Retiring Ember Suave

By: Estelle DeBlois

“The role of style in programming is the same as in literature: It makes for better reading. A great writer doesn’t express herself by putting the spaces before her commas instead of after, or by putting extra spaces inside her parentheses. A great writer will slavishly conform to some rules of style, and that in no way constrains her power to express herself creatively.”

While the writer analogy taken from Douglas Crockford’s much rigid JSLint may hold true for the English language, even something as simple as a space can follow different rules in different parts of the world. For instance, in French, the exclamation point is always preceded by a space.

In the world of code, it matters less whether you are a fan of semi-colons first, or whether you favor tabs over spaces (except that we all know one is right and the other is wrong); what matters is that code style is consistent within a team, and that there is a way to enforce it.

The rise of ember-suave

When my fellow DockYarders and I originally decided to make code style checking a part of our regular Ember CLI development workflow, JSCS was the de facto code style checker. We thus set out to build ember-suave.

The addon used broccoli-jscs internally, but it also shipped with an already configured set of JSCS rules as well as custom rules we had written. We wanted it to be opinionated, something that we could simply drop into any of our Ember CLI projects and start coding against. We wanted to put the S in Suave.

We also made the preset configurable with the hope that it would be usable by anyone outside of DockYard who might be looking for a quick jump start on JSCS, since they would only need to overwrite those rules that do not align with their team’s style guide. It turns out that ember-suave did end up being used across a sizeable number of projects.

For all those folks, I would like to announce at last that we are retiring ember-suave. This means that we will no longer build custom rules for it or enhance it in any way, and that it may just as well find its way into Davy Jones’ Locker, which is where all abandoned DockYard open-source projects go to die.

JSHint, JSCS, and ESLint

JSCS reached end-of-life back in July, three months after joining up with ESLint.

For a bit of history, when JSHint started focusing strictly on functional rules, JSCS emerged as the static analysis tool for all stylistic concerns in JavaScript.
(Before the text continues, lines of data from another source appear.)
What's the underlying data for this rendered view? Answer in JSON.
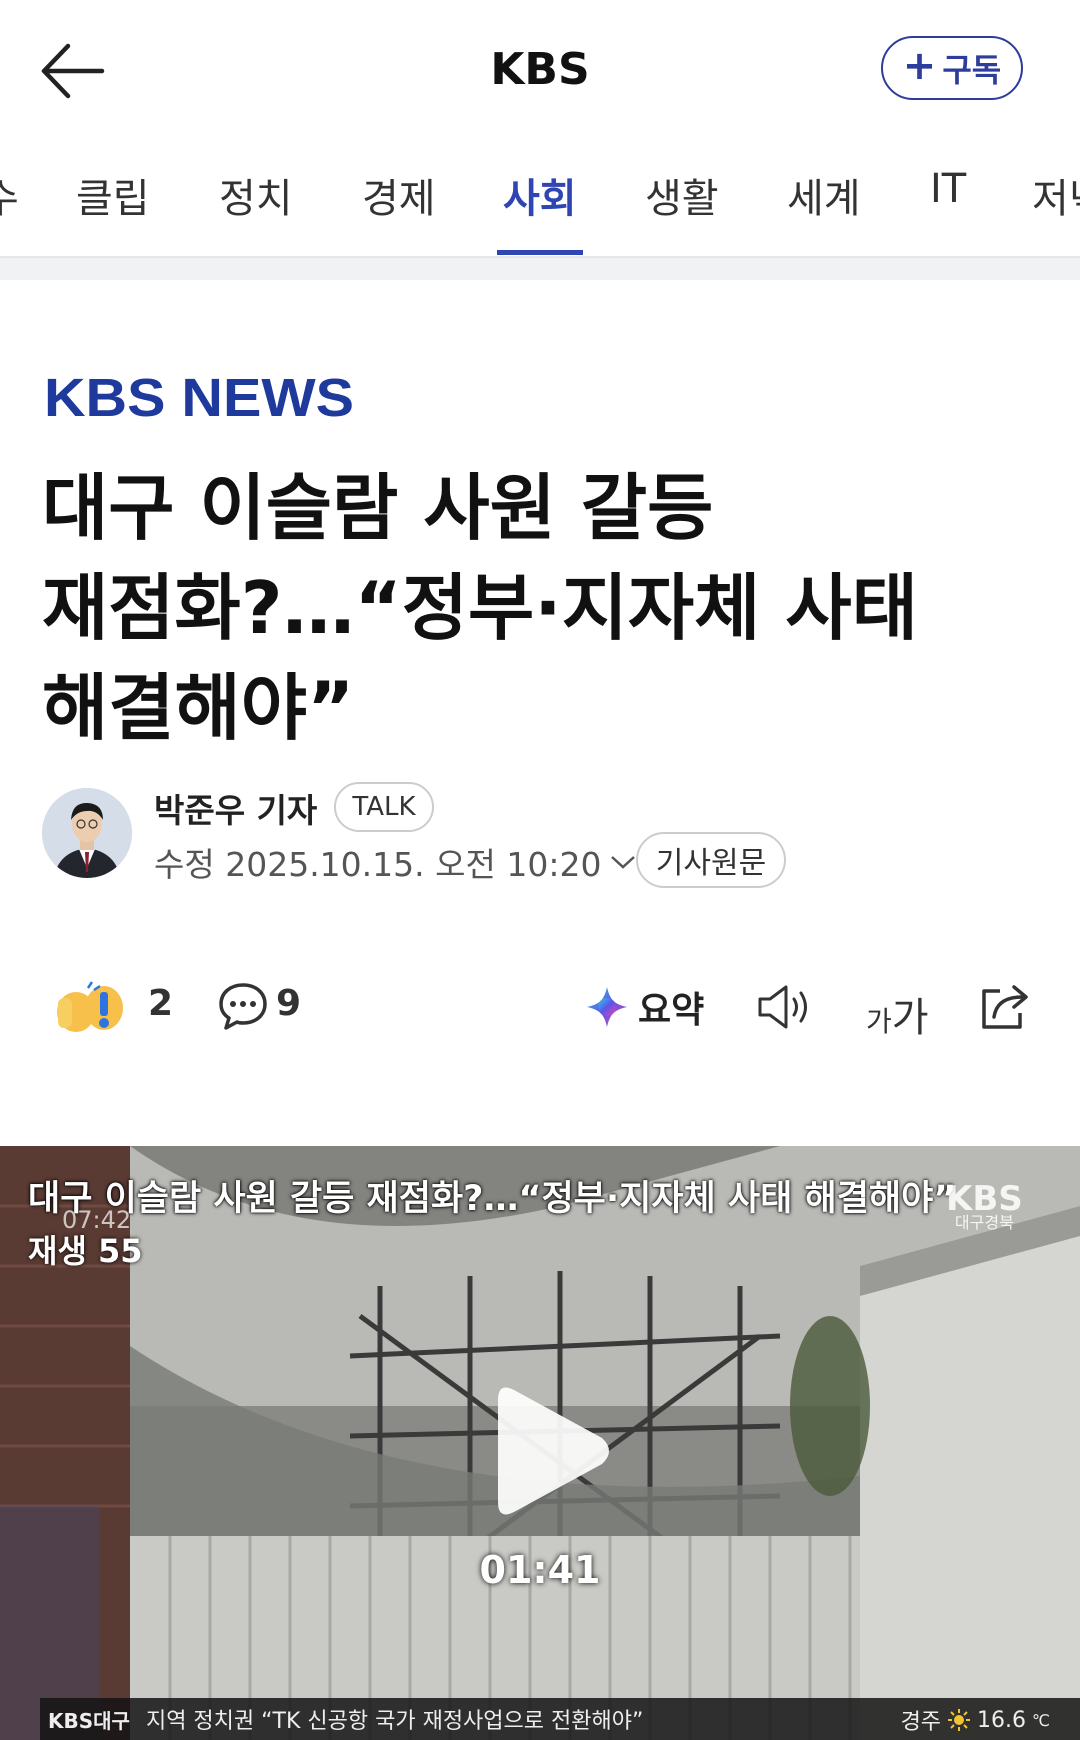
{
  "header": {
    "title": "KBS",
    "subscribe_label": "구독"
  },
  "tabs": [
    "수",
    "클립",
    "정치",
    "경제",
    "사회",
    "생활",
    "세계",
    "IT",
    "저녁"
  ],
  "active_tab": "사회",
  "article": {
    "brand": "KBS NEWS",
    "headline": "대구 이슬람 사원 갈등 재점화?…“정부·지자체 사태 해결해야”",
    "reporter": "박준우 기자",
    "talk_label": "TALK",
    "date": "수정 2025.10.15. 오전 10:20",
    "origin_label": "기사원문"
  },
  "actions": {
    "reaction_count": "2",
    "comment_count": "9",
    "summary_label": "요약",
    "font_label_small": "가",
    "font_label_large": "가"
  },
  "video": {
    "title": "대구 이슬람 사원 갈등 재점화?…“정부·지자체 사태 해결해야”",
    "time_overlay": "07:42",
    "views": "재생 55",
    "logo": "KBS",
    "logo_sub": "대구경북",
    "duration": "01:41",
    "ticker_brand": "KBS대구",
    "ticker_text": "지역 정치권 “TK 신공항 국가 재정사업으로 전환해야”",
    "weather_city": "경주",
    "weather_temp": "16.6",
    "weather_unit": "℃"
  },
  "colors": {
    "accent": "#2f45b4",
    "brand_blue": "#1e3a9c",
    "subscribe": "#2c3d9c"
  }
}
This was sometime back in 2013. For the longest time, JSHint and JSCS complemented each other rather well.

Meanwhile, Nicholas Zakas created ESLint as a fully pluggable alternative to JSHint. As ESLint and JSCS matured and grew in popularity, the two projects started overlapping in functionality and goals, so instead of continuing to lead separate ways, they joined up. You can read more about the merge here.

ember-suave returns as an ESLint plugin

Most of the rules from ember-suave, including the custom ones, have been converted to ESLint in a new repo called eslint-plugin-ember-suave.

The biggest difference is that you are no longer looking at an Ember CLI addon. eslint-plugin-ember-suave, as its name implies, is simply an ESLint plugin (the equivalent of a JSCS preset). It’s just a collection of custom rules and their configuration, as well as configuration of additional rules already built into ESLint.

In order to run ESLint with the supplied configuration, you will need to install the ember-cli-eslint addon into your Ember project. It is worth noting that doing so will also uninstall any existing installation of ember-cli-jshint, since it doesn’t make sense to use both linters simultaneously.

The joy of having contributors

Migrating ember-suave over to an ESLint plugin had been a lingering goal for quite some time. I just happened to have limited time to devote to it. To that end, I have contributors to thank, particularly Alex LaFroscia, for spearheading the effort. He rewrote all the JSCS custom rules we had in ember-suave to their ESLint equivalents. Robert Wagner also landed a hand in accelerating the development of the plugin, at a time when I was mostly taking a hands-off stance due to maternity leave. I do appreciate that they motivated me to code every now and then, as much as it was challenging to pair program with a two-month old.